The One after the Big One: J. Geils Band, HOTLINE
It is impossible to play a J. Geils Band record and be sad. Each is a party on a platter, full of the band’s signature amped-up takes on R&B classics and originals that sound like amped-up takes on different R&B classics. In the ‘70s, the band was one of the premier live acts in the U.S., and in 1974, they had a bona-fide hit with “Must of Got Lost,” which skirted just under the Top Ten. One might have asked at the time whether the band would follow it up with more hits.
The answer was “not immediately” (that would come in the ‘80s), though HOTLINE (1975) certainly had the potential. Kicking off with a cover of Harvey Scales and The Seven Sounds’ “Love-Itis,” the band establishes the groove and gets the party started. One can’t help but be bowled over by front man Peter Wolf’s swagger, or the exuberant back and forth between Magic Dick’s harmonica and J. Geils’ fretwork. On the pumping John Brim blues “Be Careful (What You Do),” Seth Justman’s keyboard work shines, whether he’s doing open-handed runs up the piano during the harmonica parts or chugging steadily underneath a guitar solo.
The originals—written by Wolf and Justman—can be just as fun. Love’s got Wolf all mixed up on “Easy Way Out”—either that, or he has a wicked hangover (“I ain’t lookin’ too good,” he sings, “I ain’t feelin’ so hot”). “Think It Over” is really two songs in one—hopped up verses slow down to a pleading, oh-so-slow chorus—yet never feels disjointed.
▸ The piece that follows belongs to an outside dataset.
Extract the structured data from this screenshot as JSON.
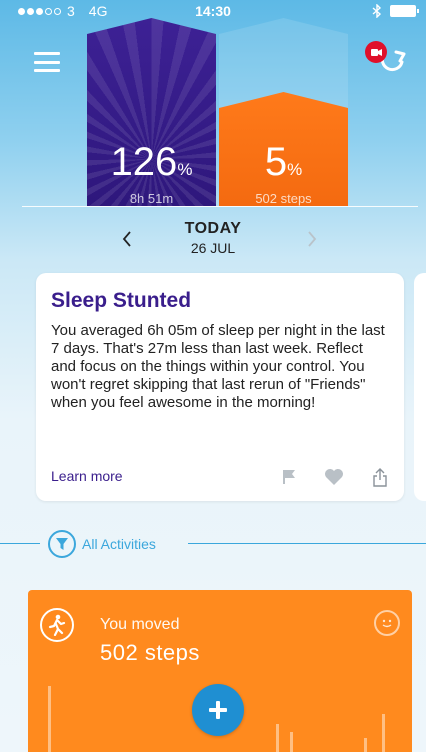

And the album-closing “Fancy Footwork” is a great Motown homage that might serve as Wolf’s theme song (“Watch me dance dance / Do it all night long”).
HOTLINE serves as a fine follow-up to J. Geils Band’s first big hit; like much of the band’s output, it lights up any room where it’s playing and gives everyone in the room an excuse to move.